'Cuz the newly-engaged sister also had a steady boyfriend at home. I don't know for sure, but she might have been hedging her bets with a back-up plan and man in case the boyfriend at home didn't come through with a proposal. Or maybe not. Maybe she was just lonely and looking for company, thinking the boyfriend at home would never find out. Yeah, that's always good for trouble. And she knew it.
So, sister with fiance and boyfriend was kinda double-dipping. When they (sister and my grandmother) went home for a visit, apparently the boyfriend had missed her so much that he too proposed.
Now sister had two rings and two fiances.
What's a girl gonna do with two rings and two fiances?
Well, when my grandmother and her sister returned to Detroit, the sister decided to break it off with fiance #1 because she really wanted to marry the boyfriend at home. Poor fiance #1. I'm sure he never saw it coming. After all, he had no idea about the boyfriend at home. But I doubt she told him the real reason for the breaking off the engagement. But, break it she did. And his heart. The poor guy was so distraught that he wouldn't take the ring back. A diamond ring. In the 1920s, no less. Who could afford not to take the ring back? But he didn't.
So, what's a girl gonna do with two rings and only one fiance?
Remember, the boyfriend at home (now sole fiance) didn't know about the newly ex-fiance. He had no idea and probably wouldn't have been terribly pleased to hear about her playing the field while she was off in Detroit. And since sister really did want to marry this guy and was not going to run the risk of him finding out, she had to make sure no one would tell.
Well, there were only three people that really knew about the second (well, chronologically the first) fiance: the fiance, the sister and my grandmother.
The heart-broken ex-fiance wasn't telling. He was gone for sure. The sister wasn't telling her new fiance (steady boyfriend at home). That just left my grandmother.
As I said, the sister really wanted to marry this guy, and she wasn't taking any chances that someone might spoil her plans. But how to ensure that my grandmother wouldn't blab?
A bribe, of course.
The sister took my grandmother and the diamond ring from the first fiance to a jewelry store. There, the sister traded in the diamond for two smaller, less expensive rings. One modest one was for herself. A keepsake, perhaps, from her short but memorable engagement? Who knows? The second was the bribe for my grandmother to buy her silence: an aquamarine ring (her birthstone).
I guess my grandmother didn't blab because her sister did marry that guy. And grandma kept that ring. I never saw her wear it, ever. I think she thought it was too precious and nice to risk losing it by wearing it (that's the way she was). Or maybe it was too showy. Or maybe, as her hands aged and her knuckles swelled from the ravages of arthritis, she just couldn't put it on anymore. I don't know.
But I do know that one night, while we were sitting in her dining room in the mid-late 1990s, she told me this story. About how her sister phenagled two engagement rings and then traded one in to dispose of the evidence and buy her silence about how the sister came to possess the ring (or its trade-in). And then grandma gave me, her one granddaughter who was also born in March, that lovely ring with its fantastic family history.

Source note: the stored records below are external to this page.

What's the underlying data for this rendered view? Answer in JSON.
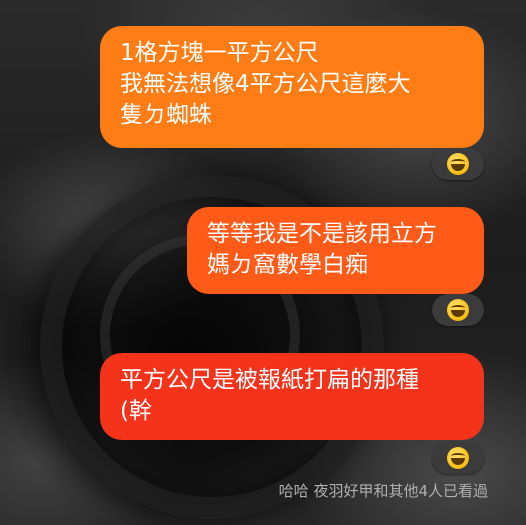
{
  "messages": [
    {
      "lines": [
        "1格方塊一平方公尺",
        "我無法想像4平方公尺這麼大",
        "隻ㄉ蜘蛛"
      ],
      "color": "#ff7d14",
      "reaction": "grinning-squinting-face-icon"
    },
    {
      "lines": [
        "等等我是不是該用立方",
        "媽ㄉ窩數學白痴"
      ],
      "color": "#ff5a17",
      "reaction": "grinning-squinting-face-icon"
    },
    {
      "lines": [
        "平方公尺是被報紙打扁的那種",
        "(幹"
      ],
      "color": "#f5331a",
      "reaction": "grinning-squinting-face-icon"
    }
  ],
  "seen_status": "哈哈 夜羽好甲和其他4人已看過",
  "reaction_bg": "#3b3b3b"
}
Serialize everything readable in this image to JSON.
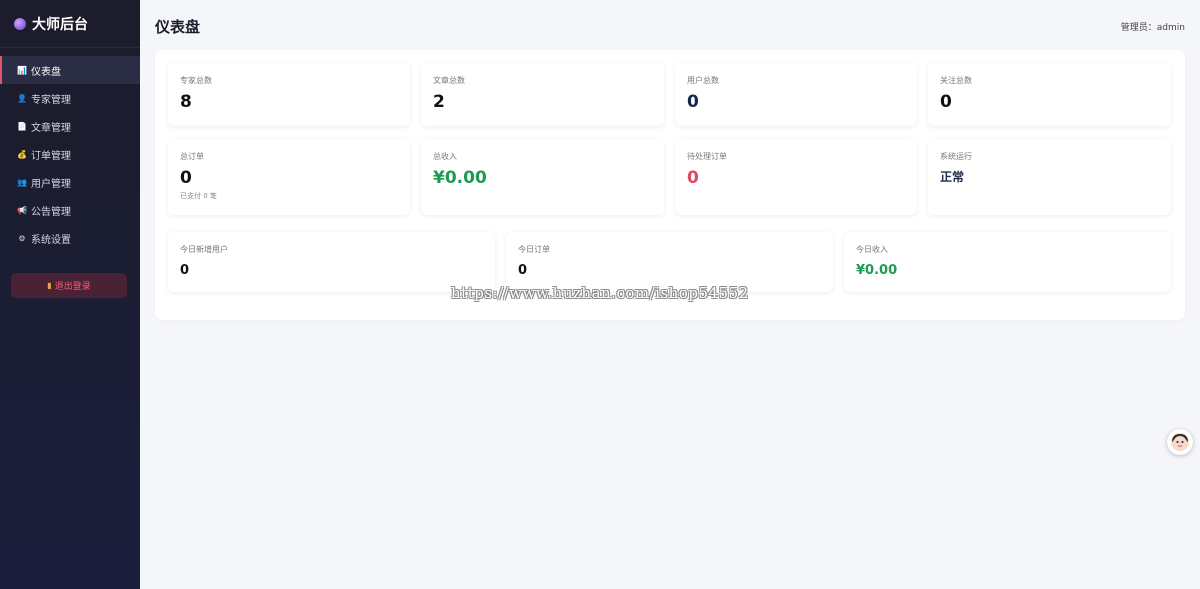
{
  "sidebar": {
    "brand": "大师后台",
    "items": [
      {
        "label": "仪表盘",
        "icon": "bar-chart-icon",
        "glyph": "📊",
        "active": true
      },
      {
        "label": "专家管理",
        "icon": "person-icon",
        "glyph": "👤",
        "active": false
      },
      {
        "label": "文章管理",
        "icon": "document-icon",
        "glyph": "📄",
        "active": false
      },
      {
        "label": "订单管理",
        "icon": "money-bag-icon",
        "glyph": "💰",
        "active": false
      },
      {
        "label": "用户管理",
        "icon": "users-icon",
        "glyph": "👥",
        "active": false
      },
      {
        "label": "公告管理",
        "icon": "megaphone-icon",
        "glyph": "📢",
        "active": false
      },
      {
        "label": "系统设置",
        "icon": "gear-icon",
        "glyph": "⚙",
        "active": false
      }
    ],
    "logout_label": "退出登录"
  },
  "header": {
    "title": "仪表盘",
    "admin_text": "管理员：admin"
  },
  "stats": {
    "experts": {
      "label": "专家总数",
      "value": "8"
    },
    "articles": {
      "label": "文章总数",
      "value": "2"
    },
    "users": {
      "label": "用户总数",
      "value": "0"
    },
    "follows": {
      "label": "关注总数",
      "value": "0"
    },
    "orders": {
      "label": "总订单",
      "value": "0",
      "sub": "已支付 0 笔"
    },
    "revenue": {
      "label": "总收入",
      "value": "¥0.00"
    },
    "pending": {
      "label": "待处理订单",
      "value": "0"
    },
    "system": {
      "label": "系统运行",
      "value": "正常"
    },
    "today_users": {
      "label": "今日新增用户",
      "value": "0"
    },
    "today_orders": {
      "label": "今日订单",
      "value": "0"
    },
    "today_revenue": {
      "label": "今日收入",
      "value": "¥0.00"
    }
  },
  "watermark": "https://www.huzhan.com/ishop54552",
  "colors": {
    "sidebar_bg": "#1c1c2b",
    "accent_active": "#e0556b",
    "money_green": "#1e9a55",
    "pending_red": "#e04a61"
  }
}
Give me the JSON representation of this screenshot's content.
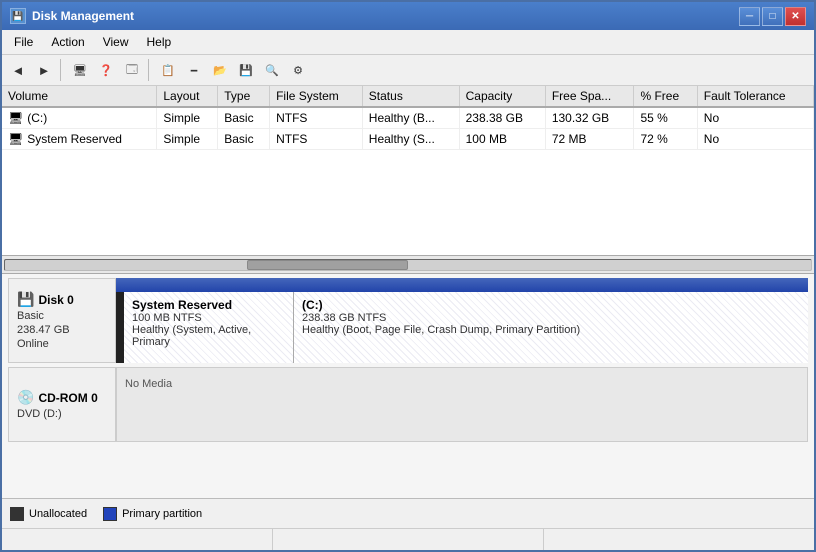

And that's the blue I am wearing for my wedding. A blue aquamarine ring from my now-deceased grandmother. It's lovely, but its sentimental value to me is much greater than its market value. I loved my grandmother. I love the ring, and I love the story of how it came into our family.
So there's my "something old, something new, something borrowed and something blue." The women who have shaped my life.
Labels: engagement/wedding, family